**Brief**
The string "entry" may appear on lines of the entries below; report how many such lines there are, and only that.

Page and application data records

---+---

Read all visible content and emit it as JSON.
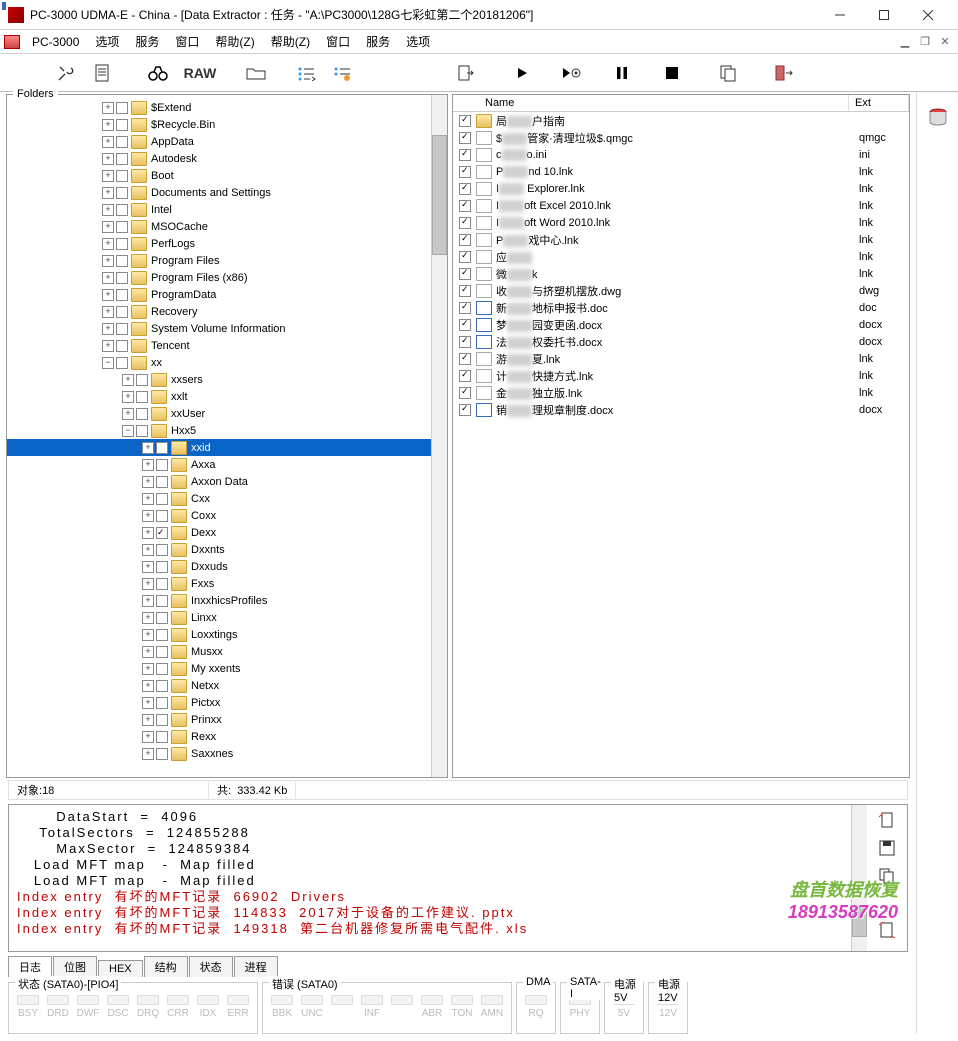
{
  "title": "PC-3000 UDMA-E - China - [Data Extractor : 任务 - \"A:\\PC3000\\128G七彩虹第二个20181206\"]",
  "app_name": "PC-3000",
  "menus": [
    "选项",
    "服务",
    "窗口",
    "帮助(Z)"
  ],
  "raw_label": "RAW",
  "folders_label": "Folders",
  "file_cols": {
    "name": "Name",
    "ext": "Ext"
  },
  "tree": [
    {
      "ind": 95,
      "exp": "+",
      "chk": false,
      "label": "$Extend"
    },
    {
      "ind": 95,
      "exp": "+",
      "chk": false,
      "label": "$Recycle.Bin"
    },
    {
      "ind": 95,
      "exp": "+",
      "chk": false,
      "label": "AppData"
    },
    {
      "ind": 95,
      "exp": "+",
      "chk": false,
      "label": "Autodesk"
    },
    {
      "ind": 95,
      "exp": "+",
      "chk": false,
      "label": "Boot"
    },
    {
      "ind": 95,
      "exp": "+",
      "chk": false,
      "label": "Documents and Settings"
    },
    {
      "ind": 95,
      "exp": "+",
      "chk": false,
      "label": "Intel"
    },
    {
      "ind": 95,
      "exp": "+",
      "chk": false,
      "label": "MSOCache"
    },
    {
      "ind": 95,
      "exp": "+",
      "chk": false,
      "label": "PerfLogs"
    },
    {
      "ind": 95,
      "exp": "+",
      "chk": false,
      "label": "Program Files"
    },
    {
      "ind": 95,
      "exp": "+",
      "chk": false,
      "label": "Program Files (x86)"
    },
    {
      "ind": 95,
      "exp": "+",
      "chk": false,
      "label": "ProgramData"
    },
    {
      "ind": 95,
      "exp": "+",
      "chk": false,
      "label": "Recovery"
    },
    {
      "ind": 95,
      "exp": "+",
      "chk": false,
      "label": "System Volume Information"
    },
    {
      "ind": 95,
      "exp": "+",
      "chk": false,
      "label": "Tencent"
    },
    {
      "ind": 95,
      "exp": "-",
      "chk": false,
      "label": "",
      "blur": 15
    },
    {
      "ind": 115,
      "exp": "+",
      "chk": false,
      "label": "sers",
      "blur": 20
    },
    {
      "ind": 115,
      "exp": "+",
      "chk": false,
      "label": "lt",
      "blur": 30
    },
    {
      "ind": 115,
      "exp": "+",
      "chk": false,
      "label": "User",
      "blur": 25
    },
    {
      "ind": 115,
      "exp": "-",
      "chk": false,
      "label": "5",
      "pre": "H",
      "blur": 30
    },
    {
      "ind": 135,
      "exp": "+",
      "chk": false,
      "label": "id",
      "blur": 35,
      "sel": true
    },
    {
      "ind": 135,
      "exp": "+",
      "chk": false,
      "label": "a",
      "pre": "A",
      "blur": 30
    },
    {
      "ind": 135,
      "exp": "+",
      "chk": false,
      "label": "on Data",
      "pre": "A",
      "blur": 25
    },
    {
      "ind": 135,
      "exp": "+",
      "chk": false,
      "label": "",
      "pre": "C",
      "blur": 35
    },
    {
      "ind": 135,
      "exp": "+",
      "chk": false,
      "label": "",
      "pre": "Co",
      "blur": 30
    },
    {
      "ind": 135,
      "exp": "+",
      "chk": true,
      "label": "",
      "pre": "De",
      "blur": 30
    },
    {
      "ind": 135,
      "exp": "+",
      "chk": false,
      "label": "nts",
      "pre": "D",
      "blur": 30
    },
    {
      "ind": 135,
      "exp": "+",
      "chk": false,
      "label": "uds",
      "pre": "D",
      "blur": 30
    },
    {
      "ind": 135,
      "exp": "+",
      "chk": false,
      "label": "s",
      "pre": "F",
      "blur": 30
    },
    {
      "ind": 135,
      "exp": "+",
      "chk": false,
      "label": "hicsProfiles",
      "pre": "In",
      "blur": 20
    },
    {
      "ind": 135,
      "exp": "+",
      "chk": false,
      "label": "",
      "pre": "Lin",
      "blur": 30
    },
    {
      "ind": 135,
      "exp": "+",
      "chk": false,
      "label": "tings",
      "pre": "Lo",
      "blur": 25
    },
    {
      "ind": 135,
      "exp": "+",
      "chk": false,
      "label": "",
      "pre": "Mus",
      "blur": 30
    },
    {
      "ind": 135,
      "exp": "+",
      "chk": false,
      "label": "ents",
      "pre": "My ",
      "blur": 25
    },
    {
      "ind": 135,
      "exp": "+",
      "chk": false,
      "label": "",
      "pre": "Net",
      "blur": 30
    },
    {
      "ind": 135,
      "exp": "+",
      "chk": false,
      "label": "",
      "pre": "Pict",
      "blur": 30
    },
    {
      "ind": 135,
      "exp": "+",
      "chk": false,
      "label": "",
      "pre": "Prin",
      "blur": 28
    },
    {
      "ind": 135,
      "exp": "+",
      "chk": false,
      "label": "",
      "pre": "Re",
      "blur": 30
    },
    {
      "ind": 135,
      "exp": "+",
      "chk": false,
      "label": "nes",
      "pre": "Sa",
      "blur": 30
    }
  ],
  "files": [
    {
      "chk": true,
      "icon": "folder",
      "pre": "局",
      "blur": 25,
      "suf": "户指南",
      "ext": ""
    },
    {
      "chk": true,
      "icon": "file",
      "pre": "$",
      "blur": 25,
      "suf": "管家·清理垃圾$.qmgc",
      "ext": "qmgc"
    },
    {
      "chk": true,
      "icon": "file",
      "pre": "c",
      "blur": 25,
      "suf": "o.ini",
      "ext": "ini"
    },
    {
      "chk": true,
      "icon": "file",
      "pre": "P",
      "blur": 25,
      "suf": "nd 10.lnk",
      "ext": "lnk"
    },
    {
      "chk": true,
      "icon": "file",
      "pre": "I",
      "blur": 25,
      "suf": " Explorer.lnk",
      "ext": "lnk"
    },
    {
      "chk": true,
      "icon": "file",
      "pre": "I",
      "blur": 25,
      "suf": "oft Excel 2010.lnk",
      "ext": "lnk"
    },
    {
      "chk": true,
      "icon": "file",
      "pre": "I",
      "blur": 25,
      "suf": "oft Word 2010.lnk",
      "ext": "lnk"
    },
    {
      "chk": true,
      "icon": "file",
      "pre": "P",
      "blur": 25,
      "suf": "戏中心.lnk",
      "ext": "lnk"
    },
    {
      "chk": true,
      "icon": "file",
      "pre": "应",
      "blur": 25,
      "suf": "",
      "ext": "lnk"
    },
    {
      "chk": true,
      "icon": "file",
      "pre": "微",
      "blur": 25,
      "suf": "k",
      "ext": "lnk"
    },
    {
      "chk": true,
      "icon": "file",
      "pre": "收",
      "blur": 25,
      "suf": "与挤塑机摆放.dwg",
      "ext": "dwg"
    },
    {
      "chk": true,
      "icon": "doc",
      "pre": "新",
      "blur": 25,
      "suf": "地标申报书.doc",
      "ext": "doc"
    },
    {
      "chk": true,
      "icon": "doc",
      "pre": "梦",
      "blur": 25,
      "suf": "园变更函.docx",
      "ext": "docx"
    },
    {
      "chk": true,
      "icon": "doc",
      "pre": "法",
      "blur": 25,
      "suf": "权委托书.docx",
      "ext": "docx"
    },
    {
      "chk": true,
      "icon": "file",
      "pre": "游",
      "blur": 25,
      "suf": "夏.lnk",
      "ext": "lnk"
    },
    {
      "chk": true,
      "icon": "file",
      "pre": "计",
      "blur": 25,
      "suf": "快捷方式.lnk",
      "ext": "lnk"
    },
    {
      "chk": true,
      "icon": "file",
      "pre": "金",
      "blur": 25,
      "suf": "独立版.lnk",
      "ext": "lnk"
    },
    {
      "chk": true,
      "icon": "doc",
      "pre": "销",
      "blur": 25,
      "suf": "理规章制度.docx",
      "ext": "docx"
    }
  ],
  "status": {
    "objects_label": "对象:",
    "objects": "18",
    "total_label": "共:",
    "total": "333.42 Kb"
  },
  "log_lines": [
    {
      "t": "       DataStart  =  4096"
    },
    {
      "t": "    TotalSectors  =  124855288"
    },
    {
      "t": "       MaxSector  =  124859384"
    },
    {
      "t": "   Load MFT map   -  Map filled"
    },
    {
      "t": "   Load MFT map   -  Map filled"
    },
    {
      "t": "Index entry  有坏的MFT记录  66902  Drivers",
      "cls": "red"
    },
    {
      "t": "Index entry  有坏的MFT记录  114833  2017对于设备的工作建议. pptx",
      "cls": "red"
    },
    {
      "t": "Index entry  有坏的MFT记录  149318  第二台机器修复所需电气配件. xls",
      "cls": "red"
    }
  ],
  "watermark": {
    "line1": "盘首数据恢复",
    "line2": "18913587620"
  },
  "tabs": [
    "日志",
    "位图",
    "HEX",
    "结构",
    "状态",
    "进程"
  ],
  "active_tab": 0,
  "led_groups": [
    {
      "title": "状态 (SATA0)-[PIO4]",
      "leds": [
        "BSY",
        "DRD",
        "DWF",
        "DSC",
        "DRQ",
        "CRR",
        "IDX",
        "ERR"
      ]
    },
    {
      "title": "错误 (SATA0)",
      "leds": [
        "BBK",
        "UNC",
        "",
        "INF",
        "",
        "ABR",
        "TON",
        "AMN"
      ]
    },
    {
      "title": "DMA",
      "leds": [
        "RQ"
      ]
    },
    {
      "title": "SATA-I",
      "leds": [
        "PHY"
      ]
    },
    {
      "title": "电源 5V",
      "leds": [
        "5V"
      ]
    },
    {
      "title": "电源 12V",
      "leds": [
        "12V"
      ]
    }
  ]
}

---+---

**Result for this exercise**
3